Estimates suggested that 2.2 million Chinese tourists would go to the Arabian Peninsula by 2023, 1.9 million of them heading to the UAE. China’s touristic collaboration with the member states of the Gulf Cooperation Council may recover within the next three years, but the coronavirus has cast doubt on any predictions made before the outbreak.
In the past, China’s touristic links to the Middle East enabled the world power to exert pressure on its client states in the region.
In the past, China’s touristic links to the Middle East enabled the world power to exert pressure on its client states in the region. In 2015, Turkey condemned China’s internment of a million Uyghurs, a Muslim minority group that has long faced discrimination in the East Asian country. Officials in Beijing bristled at the criticism and responded by discouraging tourism to Turkey.
Last year, Turkey’s foreign ministry once again tried to draw attention to China’s mistreatment of the Uyghurs, noting that a Uyghur musician and a Uyghur poet had died in prison. In response, Chinese Ambassador to Turkey Deng Li issued a veiled threat: “If you choose a non-constructive path, it will negatively affect mutual trust and understanding and will be reflected in commercial and economic relations.” Though the possibility of China limiting foreign direct investment and tourism might have meant a lot in the past, the coronavirus has sapped China’s might.
With the exception of Turkey, China’s Middle Eastern allies and business partners have refrained from criticizing its persecution of the Uyghurs or crossing the world power’s handful of other red lines, namely China’s claims of sovereignty over the island country of Taiwan. In fact, a number of Muslim-majority countries jumped to China’s defense after Western world powers expressed concern about its dealings with the Uyghurs.

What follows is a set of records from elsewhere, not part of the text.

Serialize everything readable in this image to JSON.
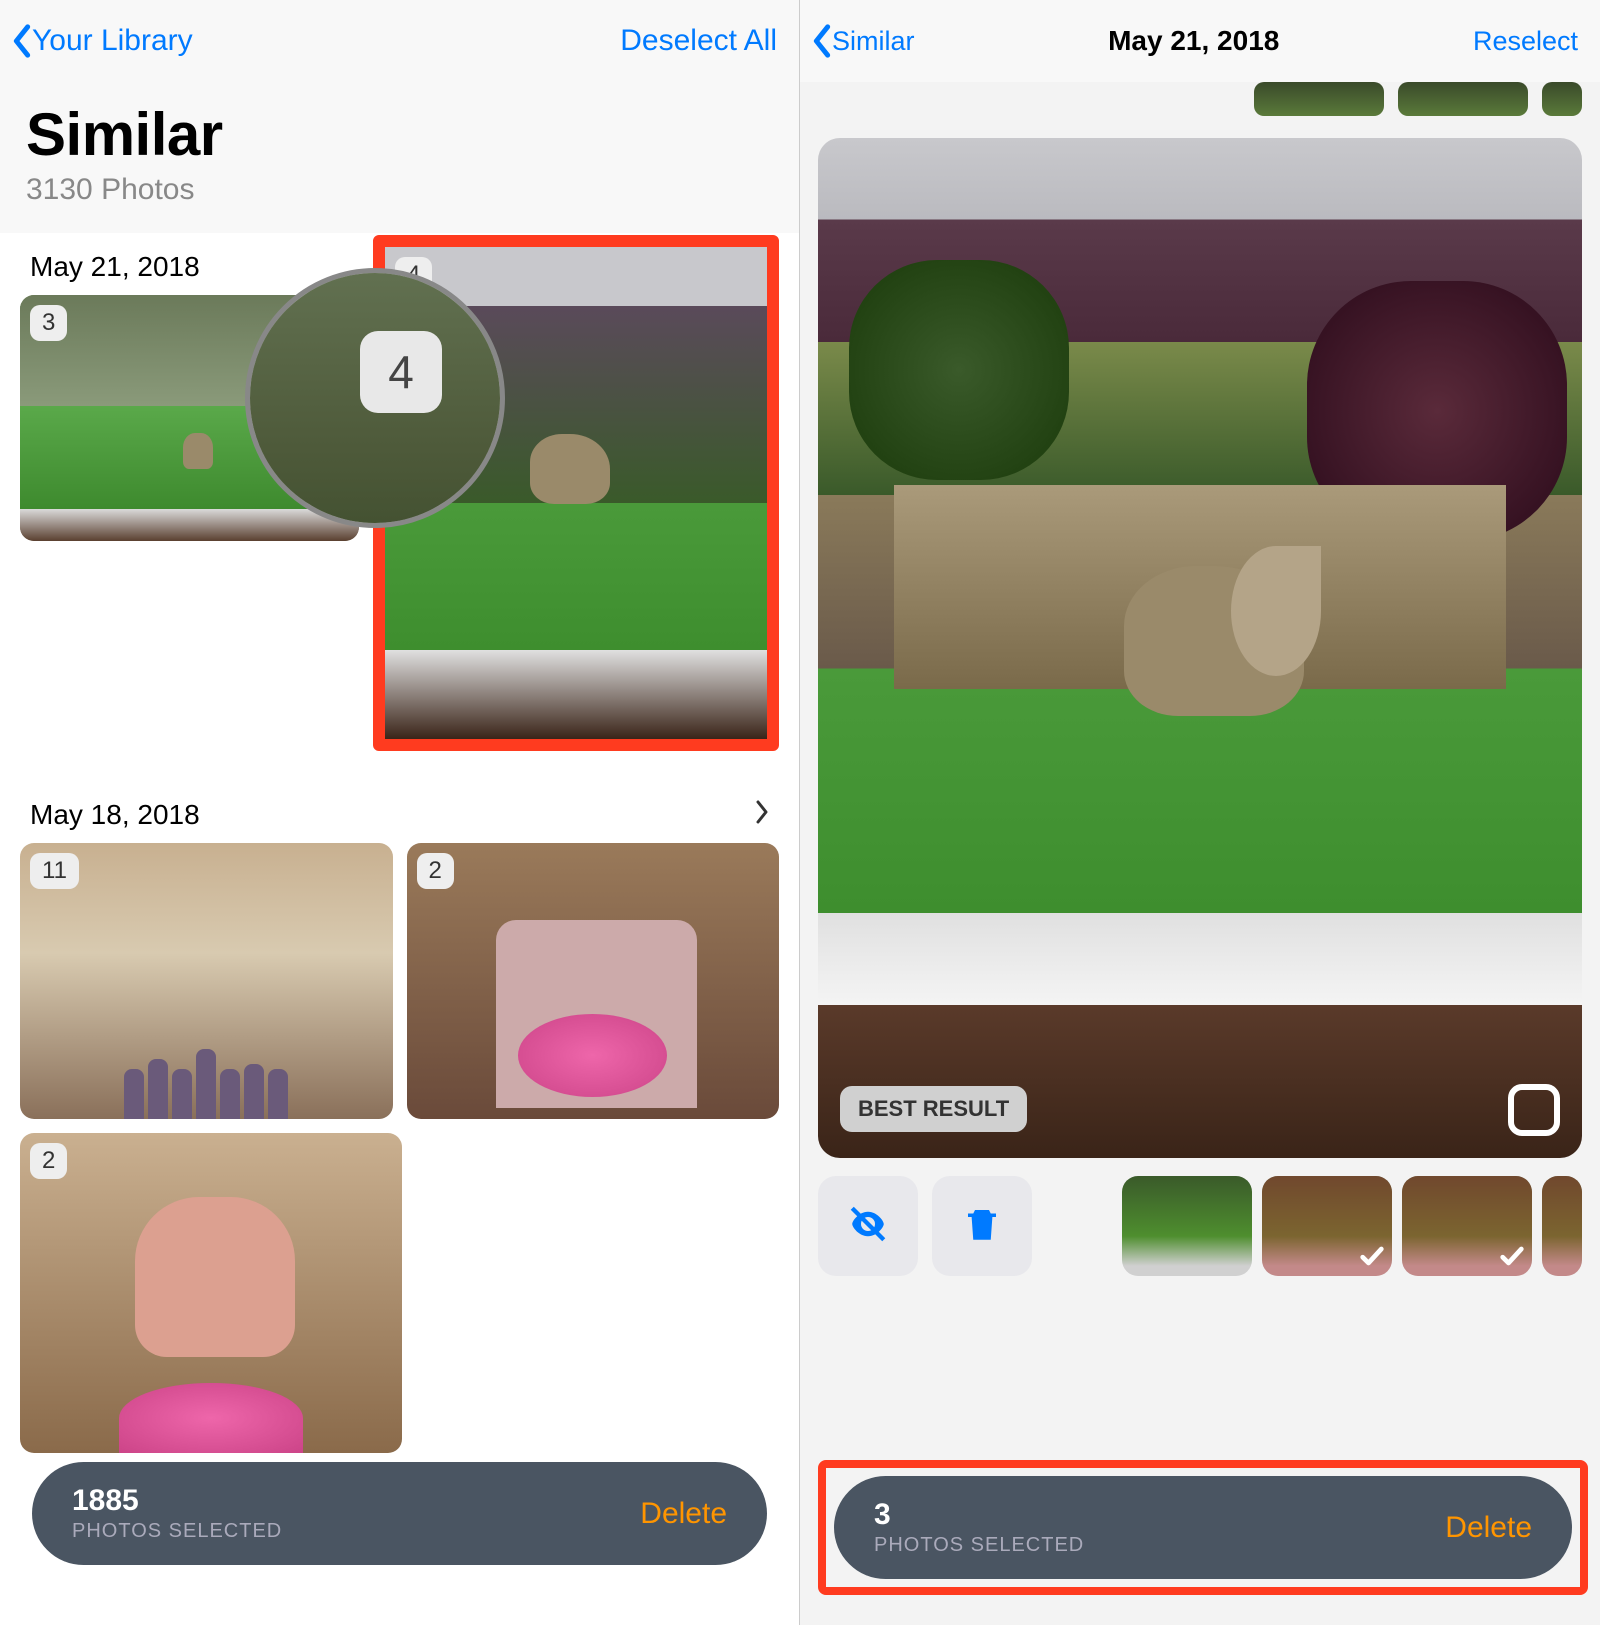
{
  "left": {
    "nav": {
      "back": "Your Library",
      "action": "Deselect All"
    },
    "hero": {
      "title": "Similar",
      "subtitle": "3130 Photos"
    },
    "sections": [
      {
        "date": "May 21, 2018",
        "thumbs": [
          {
            "count": "3"
          },
          {
            "count": "4"
          }
        ],
        "magnifier_count": "4"
      },
      {
        "date": "May 18, 2018",
        "thumbs": [
          {
            "count": "11"
          },
          {
            "count": "2"
          },
          {
            "count": "2"
          }
        ]
      }
    ],
    "delete_bar": {
      "count": "1885",
      "label": "PHOTOS SELECTED",
      "action": "Delete"
    }
  },
  "right": {
    "nav": {
      "back": "Similar",
      "title": "May 21, 2018",
      "action": "Reselect"
    },
    "best_result": "BEST RESULT",
    "variants_selected": [
      false,
      true,
      true,
      true
    ],
    "delete_bar": {
      "count": "3",
      "label": "PHOTOS SELECTED",
      "action": "Delete"
    }
  }
}
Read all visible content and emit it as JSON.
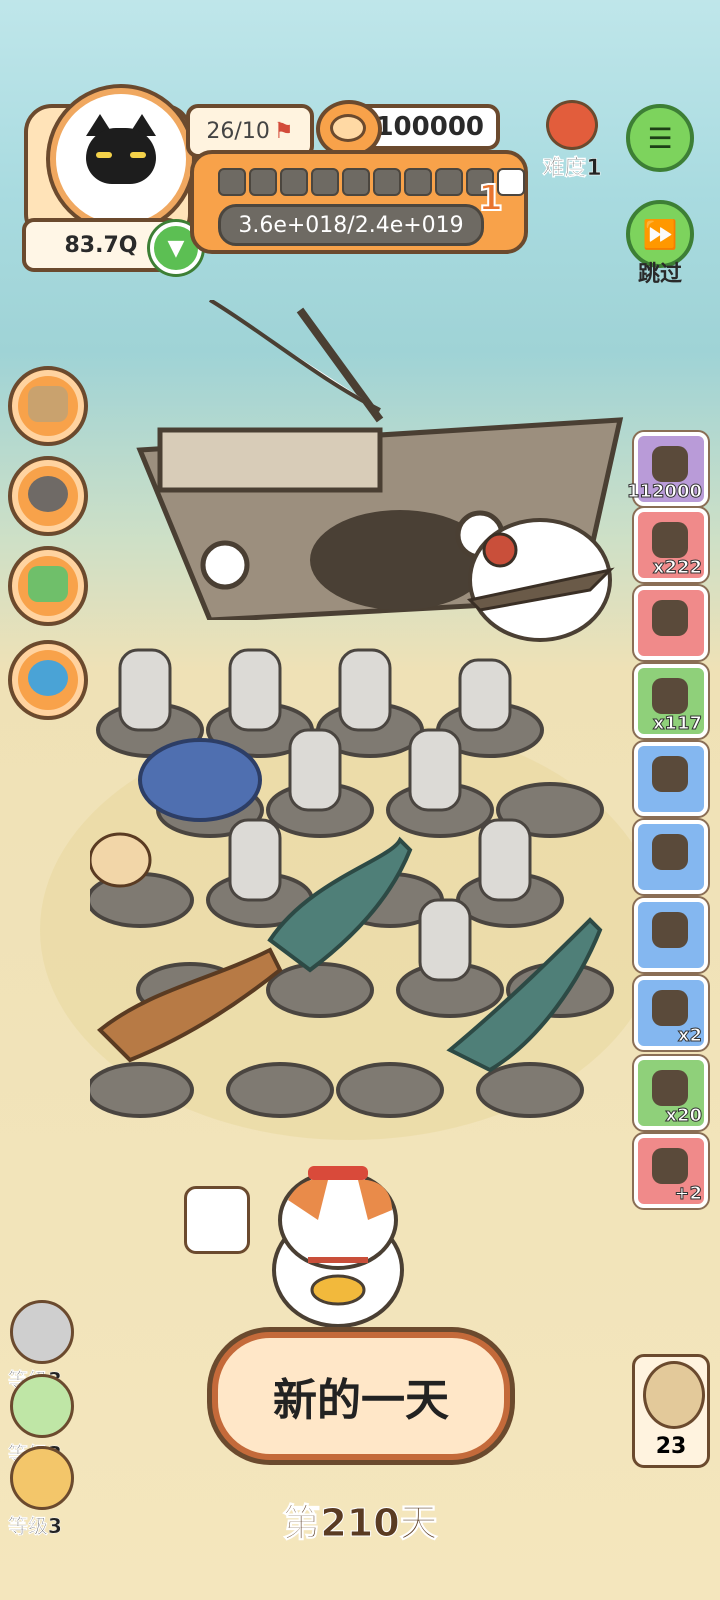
{
  "hud": {
    "power": "83.7Q",
    "stage_progress": "26/10",
    "coins": "100000",
    "xp_text": "3.6e+018/2.4e+019",
    "level": "1",
    "segments_filled": 9,
    "segments_total": 10,
    "difficulty_label": "难度1",
    "skip_label": "跳过"
  },
  "left_buttons": [
    {
      "icon": "box-icon"
    },
    {
      "icon": "food-bowl-icon"
    },
    {
      "icon": "handheld-console-icon"
    },
    {
      "icon": "joystick-icon"
    }
  ],
  "side_items": [
    {
      "icon": "cookie-icon",
      "count": "112000",
      "color": "#b99bd8"
    },
    {
      "icon": "bomb-icon",
      "count": "x222",
      "color": "#f08a8a"
    },
    {
      "icon": "fire-shield-icon",
      "count": "",
      "color": "#f08a8a"
    },
    {
      "icon": "sack-icon",
      "count": "x117",
      "color": "#8fd07a"
    },
    {
      "icon": "camera-icon",
      "count": "",
      "color": "#84b7f0"
    },
    {
      "icon": "sheep-icon",
      "count": "",
      "color": "#84b7f0"
    },
    {
      "icon": "hut-icon",
      "count": "",
      "color": "#84b7f0"
    },
    {
      "icon": "pot-icon",
      "count": "x2",
      "color": "#84b7f0"
    },
    {
      "icon": "helmet-icon",
      "count": "x20",
      "color": "#8fd07a"
    },
    {
      "icon": "coin-plus-icon",
      "count": "+2",
      "color": "#f08a8a"
    }
  ],
  "new_day_label": "新的一天",
  "day_label": "第210天",
  "levels": [
    {
      "label": "等级3",
      "color": "#cfcfcf"
    },
    {
      "label": "等级3",
      "color": "#bfe6a6"
    },
    {
      "label": "等级3",
      "color": "#f3c66a"
    }
  ],
  "friend_count": "23"
}
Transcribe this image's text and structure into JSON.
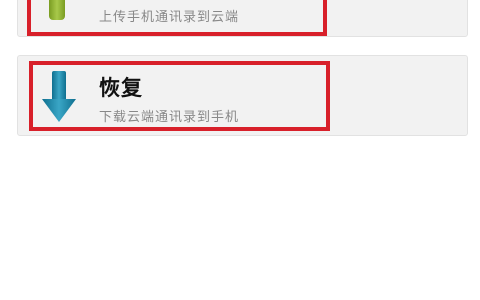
{
  "backup": {
    "subtitle": "上传手机通讯录到云端"
  },
  "restore": {
    "title": "恢复",
    "subtitle": "下载云端通讯录到手机"
  },
  "colors": {
    "highlight": "#d8202a",
    "card_bg": "#f2f2f2",
    "download_arrow": "#1f88a8",
    "upload_icon": "#8fb23a"
  },
  "icons": {
    "backup": "upload-icon",
    "restore": "download-arrow-icon"
  }
}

With the coronavirus, these alliances may fray.
Countries in the Middle East have overlooked China’s poor record on human rights because pleasing Chinese leaders resulted in economic benefits.
For the most part, countries in the Greater Middle East have overlooked China’s poor record on human rights and the world power’s other problems because pleasing Chinese leaders resulted in economic benefits. If Chinese tourists stop pouring money into the region’s fragile economies, this geopolitical equation may no longer make sense. A dip in tourism may, in turn, lead to an opening for China’s East Asian rivals: Japan and South Korea. Both countries have voiced their interest in forging touristic ties with the Middle East. Neither demands diplomatic subservience.
However, the coronavirus pandemic has created diplomatic opportunities for China. The world power has attempted to repair its reputation in the international community by bankrolling anti-coronavirus projects at the World Health Organization and marshalling its impressive scientific resources in search of a vaccine. Even so, China has suffered long-lasting damage to its economic growth.
Whether China revises its ambitious plans for touristic engagement with the Middle East or not, the outbreak has reshaped the playing field in the region. One way or another, Chinese officials will have to adapt to their new circumstances: a significant loss in economic leverage.